- [Instructions for the task] Repeat the data exactly, so that every line matches the original.

- [Task inputs]
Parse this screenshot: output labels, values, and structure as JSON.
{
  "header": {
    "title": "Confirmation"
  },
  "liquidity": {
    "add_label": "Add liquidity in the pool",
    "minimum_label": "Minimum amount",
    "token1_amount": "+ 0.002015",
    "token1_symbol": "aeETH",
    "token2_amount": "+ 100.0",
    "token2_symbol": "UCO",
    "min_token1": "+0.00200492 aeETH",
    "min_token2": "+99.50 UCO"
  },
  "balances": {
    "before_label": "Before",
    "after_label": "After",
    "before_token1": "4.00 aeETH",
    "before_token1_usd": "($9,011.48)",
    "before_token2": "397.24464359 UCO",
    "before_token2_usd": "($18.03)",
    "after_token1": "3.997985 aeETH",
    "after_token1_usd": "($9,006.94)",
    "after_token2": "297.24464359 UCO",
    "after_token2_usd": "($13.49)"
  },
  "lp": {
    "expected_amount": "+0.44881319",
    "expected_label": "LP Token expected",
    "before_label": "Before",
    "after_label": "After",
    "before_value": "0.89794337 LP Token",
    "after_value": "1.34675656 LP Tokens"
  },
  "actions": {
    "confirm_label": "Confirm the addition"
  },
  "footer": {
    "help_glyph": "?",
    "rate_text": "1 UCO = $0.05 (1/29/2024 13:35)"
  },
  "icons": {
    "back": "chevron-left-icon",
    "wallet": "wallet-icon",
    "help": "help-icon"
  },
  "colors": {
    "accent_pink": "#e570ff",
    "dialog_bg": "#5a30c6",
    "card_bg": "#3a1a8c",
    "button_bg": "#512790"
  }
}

- [Written reply]
Parse this screenshot: output labels, values, and structure as JSON.
{
  "header": {
    "title": "Confirmation"
  },
  "liquidity": {
    "add_label": "Add liquidity in the pool",
    "minimum_label": "Minimum amount",
    "token1_amount": "+ 0.002015",
    "token1_symbol": "aeETH",
    "token2_amount": "+ 100.0",
    "token2_symbol": "UCO",
    "min_token1": "+0.00200492 aeETH",
    "min_token2": "+99.50 UCO"
  },
  "balances": {
    "before_label": "Before",
    "after_label": "After",
    "before_token1": "4.00 aeETH",
    "before_token1_usd": "($9,011.48)",
    "before_token2": "397.24464359 UCO",
    "before_token2_usd": "($18.03)",
    "after_token1": "3.997985 aeETH",
    "after_token1_usd": "($9,006.94)",
    "after_token2": "297.24464359 UCO",
    "after_token2_usd": "($13.49)"
  },
  "lp": {
    "expected_amount": "+0.44881319",
    "expected_label": "LP Token expected",
    "before_label": "Before",
    "after_label": "After",
    "before_value": "0.89794337 LP Token",
    "after_value": "1.34675656 LP Tokens"
  },
  "actions": {
    "confirm_label": "Confirm the addition"
  },
  "footer": {
    "help_glyph": "?",
    "rate_text": "1 UCO = $0.05 (1/29/2024 13:35)"
  },
  "icons": {
    "back": "chevron-left-icon",
    "wallet": "wallet-icon",
    "help": "help-icon"
  },
  "colors": {
    "accent_pink": "#e570ff",
    "dialog_bg": "#5a30c6",
    "card_bg": "#3a1a8c",
    "button_bg": "#512790"
  }
}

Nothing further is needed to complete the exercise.